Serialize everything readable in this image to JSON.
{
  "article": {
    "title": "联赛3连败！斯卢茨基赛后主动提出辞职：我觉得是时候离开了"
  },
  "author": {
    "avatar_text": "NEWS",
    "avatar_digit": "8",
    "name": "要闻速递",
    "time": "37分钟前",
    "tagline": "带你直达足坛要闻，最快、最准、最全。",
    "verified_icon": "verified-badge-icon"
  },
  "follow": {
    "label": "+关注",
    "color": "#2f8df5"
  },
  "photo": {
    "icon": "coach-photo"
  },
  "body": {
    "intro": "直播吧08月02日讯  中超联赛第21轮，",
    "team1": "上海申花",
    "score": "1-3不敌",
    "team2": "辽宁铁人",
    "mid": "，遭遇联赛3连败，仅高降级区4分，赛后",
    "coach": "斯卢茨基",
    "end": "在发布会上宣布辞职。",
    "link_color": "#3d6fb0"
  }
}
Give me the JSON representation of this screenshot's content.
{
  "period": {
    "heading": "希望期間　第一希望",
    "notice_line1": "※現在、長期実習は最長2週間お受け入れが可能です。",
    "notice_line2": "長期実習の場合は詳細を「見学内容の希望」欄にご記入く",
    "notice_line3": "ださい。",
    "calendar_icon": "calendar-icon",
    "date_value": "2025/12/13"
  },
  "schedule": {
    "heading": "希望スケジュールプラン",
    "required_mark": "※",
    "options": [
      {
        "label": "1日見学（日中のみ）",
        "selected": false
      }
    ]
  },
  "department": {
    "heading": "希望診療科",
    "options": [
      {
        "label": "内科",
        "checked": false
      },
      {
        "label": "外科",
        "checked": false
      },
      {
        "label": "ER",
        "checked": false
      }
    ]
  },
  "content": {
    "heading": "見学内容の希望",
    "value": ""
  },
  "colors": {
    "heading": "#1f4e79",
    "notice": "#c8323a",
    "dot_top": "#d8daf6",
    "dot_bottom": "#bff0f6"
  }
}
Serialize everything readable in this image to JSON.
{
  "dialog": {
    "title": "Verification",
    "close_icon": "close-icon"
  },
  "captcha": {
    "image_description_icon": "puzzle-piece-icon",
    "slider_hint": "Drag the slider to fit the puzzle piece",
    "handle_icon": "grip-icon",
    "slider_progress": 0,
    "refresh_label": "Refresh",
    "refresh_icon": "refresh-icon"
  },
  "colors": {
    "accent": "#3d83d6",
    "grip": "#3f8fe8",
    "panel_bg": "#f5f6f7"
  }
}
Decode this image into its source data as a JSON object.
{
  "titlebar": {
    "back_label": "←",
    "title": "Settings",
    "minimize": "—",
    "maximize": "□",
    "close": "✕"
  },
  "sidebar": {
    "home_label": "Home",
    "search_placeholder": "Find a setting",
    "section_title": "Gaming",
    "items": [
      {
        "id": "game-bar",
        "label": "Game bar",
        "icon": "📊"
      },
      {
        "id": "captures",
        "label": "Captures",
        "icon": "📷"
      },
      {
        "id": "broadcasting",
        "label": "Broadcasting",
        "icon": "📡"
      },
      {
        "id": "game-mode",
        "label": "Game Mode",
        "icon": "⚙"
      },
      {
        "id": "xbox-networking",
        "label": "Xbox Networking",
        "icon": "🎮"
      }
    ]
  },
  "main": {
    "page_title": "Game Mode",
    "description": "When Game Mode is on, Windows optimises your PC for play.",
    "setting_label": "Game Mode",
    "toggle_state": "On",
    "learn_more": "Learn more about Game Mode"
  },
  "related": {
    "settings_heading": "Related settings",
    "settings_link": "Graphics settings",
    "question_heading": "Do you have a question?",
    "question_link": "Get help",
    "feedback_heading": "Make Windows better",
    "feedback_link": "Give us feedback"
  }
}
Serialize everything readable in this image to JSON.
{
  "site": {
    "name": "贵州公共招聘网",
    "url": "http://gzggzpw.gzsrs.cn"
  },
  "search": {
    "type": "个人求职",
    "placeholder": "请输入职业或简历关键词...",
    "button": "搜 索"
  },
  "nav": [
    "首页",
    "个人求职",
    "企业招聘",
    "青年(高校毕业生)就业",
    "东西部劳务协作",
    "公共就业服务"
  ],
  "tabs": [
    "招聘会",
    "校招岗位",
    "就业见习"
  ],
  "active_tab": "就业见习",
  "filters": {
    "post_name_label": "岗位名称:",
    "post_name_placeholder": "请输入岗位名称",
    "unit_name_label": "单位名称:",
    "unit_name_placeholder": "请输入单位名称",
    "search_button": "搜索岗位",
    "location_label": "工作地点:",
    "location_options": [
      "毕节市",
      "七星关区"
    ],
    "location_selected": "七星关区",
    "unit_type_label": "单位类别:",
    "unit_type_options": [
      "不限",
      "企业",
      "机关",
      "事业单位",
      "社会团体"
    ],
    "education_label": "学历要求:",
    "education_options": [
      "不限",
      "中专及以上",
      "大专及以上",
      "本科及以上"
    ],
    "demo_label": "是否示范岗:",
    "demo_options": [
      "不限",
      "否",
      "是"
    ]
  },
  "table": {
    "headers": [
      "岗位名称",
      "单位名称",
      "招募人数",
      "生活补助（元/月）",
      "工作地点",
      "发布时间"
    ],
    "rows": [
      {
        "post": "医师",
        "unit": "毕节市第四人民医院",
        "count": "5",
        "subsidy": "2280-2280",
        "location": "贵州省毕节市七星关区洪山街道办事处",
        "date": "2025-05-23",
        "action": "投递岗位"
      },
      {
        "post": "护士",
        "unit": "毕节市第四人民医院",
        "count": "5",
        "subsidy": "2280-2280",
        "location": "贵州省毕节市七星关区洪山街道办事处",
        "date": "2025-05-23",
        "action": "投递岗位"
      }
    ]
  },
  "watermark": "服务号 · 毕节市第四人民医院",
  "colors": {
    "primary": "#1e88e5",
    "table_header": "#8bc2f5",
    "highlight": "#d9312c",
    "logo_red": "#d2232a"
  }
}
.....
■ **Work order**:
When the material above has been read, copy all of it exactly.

■ **Your response**:
Serialize everything readable in this image to JSON.
{
  "article": {
    "title": "联赛3连败！斯卢茨基赛后主动提出辞职：我觉得是时候离开了"
  },
  "author": {
    "avatar_text": "NEWS",
    "avatar_digit": "8",
    "name": "要闻速递",
    "time": "37分钟前",
    "tagline": "带你直达足坛要闻，最快、最准、最全。",
    "verified_icon": "verified-badge-icon"
  },
  "follow": {
    "label": "+关注",
    "color": "#2f8df5"
  },
  "photo": {
    "icon": "coach-photo"
  },
  "body": {
    "intro": "直播吧08月02日讯  中超联赛第21轮，",
    "team1": "上海申花",
    "score": "1-3不敌",
    "team2": "辽宁铁人",
    "mid": "，遭遇联赛3连败，仅高降级区4分，赛后",
    "coach": "斯卢茨基",
    "end": "在发布会上宣布辞职。",
    "link_color": "#3d6fb0"
  }
}
Give me the JSON representation of this screenshot's content.
{
  "period": {
    "heading": "希望期間　第一希望",
    "notice_line1": "※現在、長期実習は最長2週間お受け入れが可能です。",
    "notice_line2": "長期実習の場合は詳細を「見学内容の希望」欄にご記入く",
    "notice_line3": "ださい。",
    "calendar_icon": "calendar-icon",
    "date_value": "2025/12/13"
  },
  "schedule": {
    "heading": "希望スケジュールプラン",
    "required_mark": "※",
    "options": [
      {
        "label": "1日見学（日中のみ）",
        "selected": false
      }
    ]
  },
  "department": {
    "heading": "希望診療科",
    "options": [
      {
        "label": "内科",
        "checked": false
      },
      {
        "label": "外科",
        "checked": false
      },
      {
        "label": "ER",
        "checked": false
      }
    ]
  },
  "content": {
    "heading": "見学内容の希望",
    "value": ""
  },
  "colors": {
    "heading": "#1f4e79",
    "notice": "#c8323a",
    "dot_top": "#d8daf6",
    "dot_bottom": "#bff0f6"
  }
}
Serialize everything readable in this image to JSON.
{
  "dialog": {
    "title": "Verification",
    "close_icon": "close-icon"
  },
  "captcha": {
    "image_description_icon": "puzzle-piece-icon",
    "slider_hint": "Drag the slider to fit the puzzle piece",
    "handle_icon": "grip-icon",
    "slider_progress": 0,
    "refresh_label": "Refresh",
    "refresh_icon": "refresh-icon"
  },
  "colors": {
    "accent": "#3d83d6",
    "grip": "#3f8fe8",
    "panel_bg": "#f5f6f7"
  }
}
Decode this image into its source data as a JSON object.
{
  "titlebar": {
    "back_label": "←",
    "title": "Settings",
    "minimize": "—",
    "maximize": "□",
    "close": "✕"
  },
  "sidebar": {
    "home_label": "Home",
    "search_placeholder": "Find a setting",
    "section_title": "Gaming",
    "items": [
      {
        "id": "game-bar",
        "label": "Game bar",
        "icon": "📊"
      },
      {
        "id": "captures",
        "label": "Captures",
        "icon": "📷"
      },
      {
        "id": "broadcasting",
        "label": "Broadcasting",
        "icon": "📡"
      },
      {
        "id": "game-mode",
        "label": "Game Mode",
        "icon": "⚙"
      },
      {
        "id": "xbox-networking",
        "label": "Xbox Networking",
        "icon": "🎮"
      }
    ]
  },
  "main": {
    "page_title": "Game Mode",
    "description": "When Game Mode is on, Windows optimises your PC for play.",
    "setting_label": "Game Mode",
    "toggle_state": "On",
    "learn_more": "Learn more about Game Mode"
  },
  "related": {
    "settings_heading": "Related settings",
    "settings_link": "Graphics settings",
    "question_heading": "Do you have a question?",
    "question_link": "Get help",
    "feedback_heading": "Make Windows better",
    "feedback_link": "Give us feedback"
  }
}
Serialize everything readable in this image to JSON.
{
  "site": {
    "name": "贵州公共招聘网",
    "url": "http://gzggzpw.gzsrs.cn"
  },
  "search": {
    "type": "个人求职",
    "placeholder": "请输入职业或简历关键词...",
    "button": "搜 索"
  },
  "nav": [
    "首页",
    "个人求职",
    "企业招聘",
    "青年(高校毕业生)就业",
    "东西部劳务协作",
    "公共就业服务"
  ],
  "tabs": [
    "招聘会",
    "校招岗位",
    "就业见习"
  ],
  "active_tab": "就业见习",
  "filters": {
    "post_name_label": "岗位名称:",
    "post_name_placeholder": "请输入岗位名称",
    "unit_name_label": "单位名称:",
    "unit_name_placeholder": "请输入单位名称",
    "search_button": "搜索岗位",
    "location_label": "工作地点:",
    "location_options": [
      "毕节市",
      "七星关区"
    ],
    "location_selected": "七星关区",
    "unit_type_label": "单位类别:",
    "unit_type_options": [
      "不限",
      "企业",
      "机关",
      "事业单位",
      "社会团体"
    ],
    "education_label": "学历要求:",
    "education_options": [
      "不限",
      "中专及以上",
      "大专及以上",
      "本科及以上"
    ],
    "demo_label": "是否示范岗:",
    "demo_options": [
      "不限",
      "否",
      "是"
    ]
  },
  "table": {
    "headers": [
      "岗位名称",
      "单位名称",
      "招募人数",
      "生活补助（元/月）",
      "工作地点",
      "发布时间"
    ],
    "rows": [
      {
        "post": "医师",
        "unit": "毕节市第四人民医院",
        "count": "5",
        "subsidy": "2280-2280",
        "location": "贵州省毕节市七星关区洪山街道办事处",
        "date": "2025-05-23",
        "action": "投递岗位"
      },
      {
        "post": "护士",
        "unit": "毕节市第四人民医院",
        "count": "5",
        "subsidy": "2280-2280",
        "location": "贵州省毕节市七星关区洪山街道办事处",
        "date": "2025-05-23",
        "action": "投递岗位"
      }
    ]
  },
  "watermark": "服务号 · 毕节市第四人民医院",
  "colors": {
    "primary": "#1e88e5",
    "table_header": "#8bc2f5",
    "highlight": "#d9312c",
    "logo_red": "#d2232a"
  }
}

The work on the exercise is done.